With as dangerous and readily available as opiates are, should doctors stop prescribing them? Many people say yes, and the government has even encouraged doctors to avoid prescribing them. On the other hand, they do have their uses as long as they are taken as prescribed. Short-term opiate use can help people recover from injury and illness, but doctors need to make it clear that these drugs should only be used in the short-term.

If you believe that you are developing a dependence on opiates or you have struggled with substance abuse, there is help available. Contact us today to learn how you can recover from opiate addiction. Call Now 800-737-0933

Why Do Opiates Cause Constipation?

Constipation is having hard stools, excessive strains when passing bowels, infrequent stools, partial bowel evacuation, unsuccessful defecation, or spending too much time passing stool. Constipation has two common classifications:

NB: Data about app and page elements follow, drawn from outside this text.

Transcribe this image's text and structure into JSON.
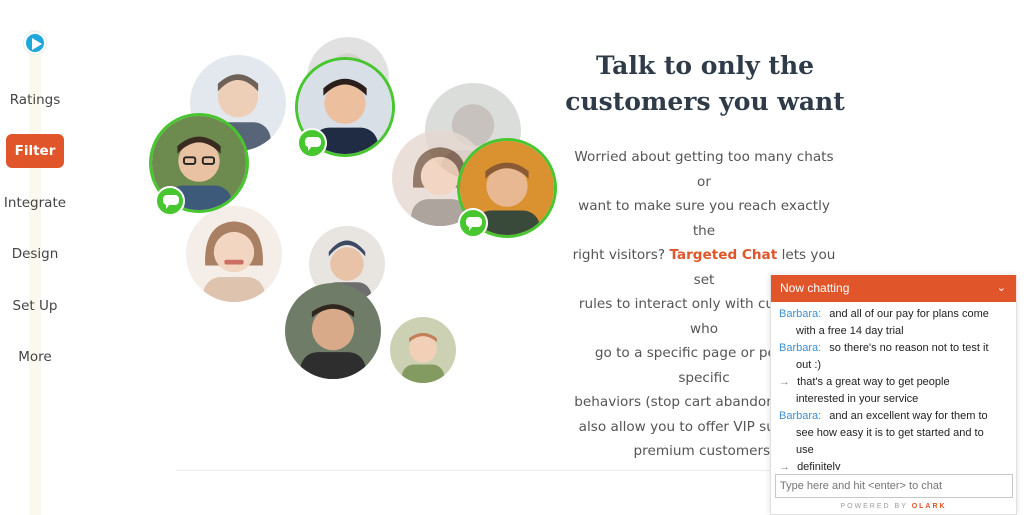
{
  "nav": {
    "items": [
      {
        "label": "Ratings"
      },
      {
        "label": "Filter",
        "active": true
      },
      {
        "label": "Integrate"
      },
      {
        "label": "Design"
      },
      {
        "label": "Set Up"
      },
      {
        "label": "More"
      }
    ]
  },
  "hero": {
    "title_line1": "Talk to only the",
    "title_line2": "customers you want",
    "body_line1": "Worried about getting too many chats or",
    "body_line2": "want to make sure you reach exactly the",
    "body_line3_prefix": "right visitors?",
    "body_link": "Targeted Chat",
    "body_line3_suffix": "lets you set",
    "body_line4": "rules to interact only with customers who",
    "body_line5": "go to a specific page or perform specific",
    "body_line6": "behaviors (stop cart abandonment). It",
    "body_line7": "also allow you to offer VIP support to",
    "body_line8": "premium customers."
  },
  "chat": {
    "header": "Now chatting",
    "messages": [
      {
        "who": "Barbara:",
        "line1": "and all of our pay for plans come",
        "line2": "with a free 14 day trial"
      },
      {
        "who": "Barbara:",
        "line1": "so there's no reason not to test it",
        "line2": "out :)"
      },
      {
        "who": "→",
        "line1": "that's a great way to get people",
        "line2": "interested in your service"
      },
      {
        "who": "Barbara:",
        "line1": "and an excellent way for them to",
        "line2": "see how easy it is to get started and to",
        "line3": "use"
      },
      {
        "who": "→",
        "line1": "definitely"
      }
    ],
    "input_placeholder": "Type here and hit <enter> to chat",
    "powered_prefix": "POWERED BY",
    "powered_brand": "OLARK"
  },
  "colors": {
    "accent": "#e0552a",
    "chat_green": "#47c62f",
    "play_blue": "#1ea7dd",
    "agent_name": "#3d8fd1"
  }
}
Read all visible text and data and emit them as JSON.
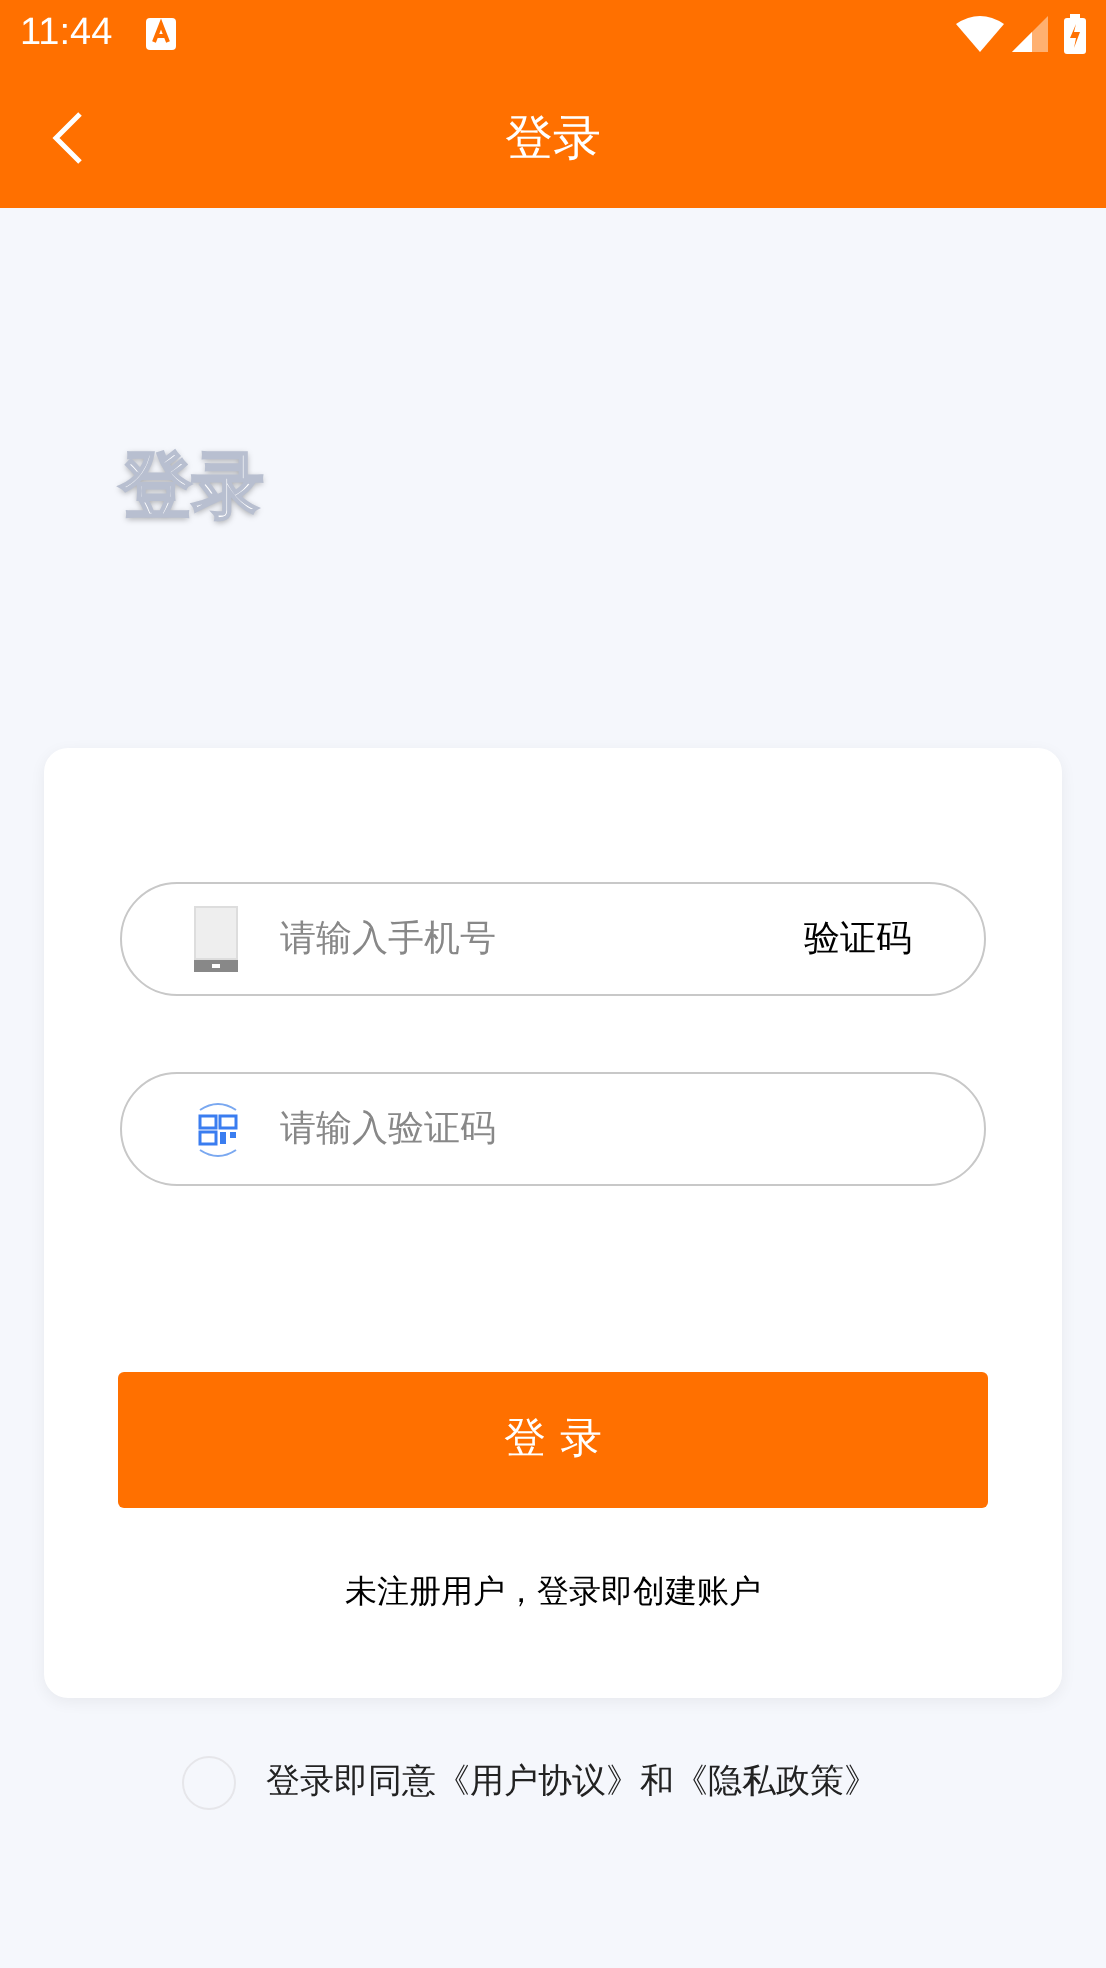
{
  "status_bar": {
    "time": "11:44"
  },
  "header": {
    "title": "登录"
  },
  "hero_title": "登录",
  "phone_field": {
    "placeholder": "请输入手机号",
    "code_button": "验证码"
  },
  "code_field": {
    "placeholder": "请输入验证码"
  },
  "login_button": "登 录",
  "register_hint": "未注册用户，登录即创建账户",
  "agreement": {
    "checked": false,
    "text": "登录即同意《用户协议》和《隐私政策》"
  }
}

  • Primary constipation, which results from natural anorectal function or colon defects
  • Secondary constipation that occurs because of pathologic changes, for instance, intestinal obstruction and medications such as opioids

 

Low fiber intake, inadequate body fluids, physical inactivity, spinal cord compression, high calcium levels, kidney problems, or diabetes can lead to bowel dysfunction too.

Constipation can arise because of pharmacologically-based reasons including taking opioids. Opioids are analgesics used for pain relief. Unfortunately, opioids cause hard stools. 81% of patients on opioids to reduce chronic pain end up having opioid-induced constipation (OIC) or opioid-induced bowel dysfunction (OBD), says Salix Pharmaceuticals.

How Opiates Cause Constipation

Opiates include prescriptions medicines for pain, methadone or suboxone, morphine, illicit opiate heroin, which doctors say leads to an opioid epidemic in the United States. Opiates change the way the gastrointestinal tract functions. The pain relievers prolong the time the stool takes to move through the human gastric system.

A person on the pain reduction drugs will have increased non-propulsive contractions across the jejunum or the small intestines midpoint. Consequently, the longitudinal propulsive muscle contractions can slow down affecting how food travels through the intestines.

Food that does not normally move through the digestive tract causes partial stomach paralysis or gastroparesis. Food will remain within the digestive organ for far too long. Further, the opioids cause the reduction of digestive secretions making the patient not have the desire to defecate.

The side effects of illicit opiates abuse begin in the brain with the victim experiencing hallucinations and later digestive issues such as hard stools. The Federal Drug Administration (FDA)-approved medication methylnaltrexone bromide -Relistor or naloxegol-Movantik can treat OIC. The two medicines reduce constipation arising from opioids without affecting the patient’s brain opioid receptors.

Other reliable IOC treatment methods include the use of stool softeners, usually the docusate sodium (Colace). Increasing fiber intake, eating more fruits, whole grains, and vegetables help a great deal. Also, request a doctor if you can use daily stool softeners or stimulant laxatives.

When the stool overstays in the intestines, the body will absorb all the water in it, making the stool too hard and unable to move.

We have helped thousands of people detox and recover from Opiate addiction.  Call us today to learn more 800-737-0933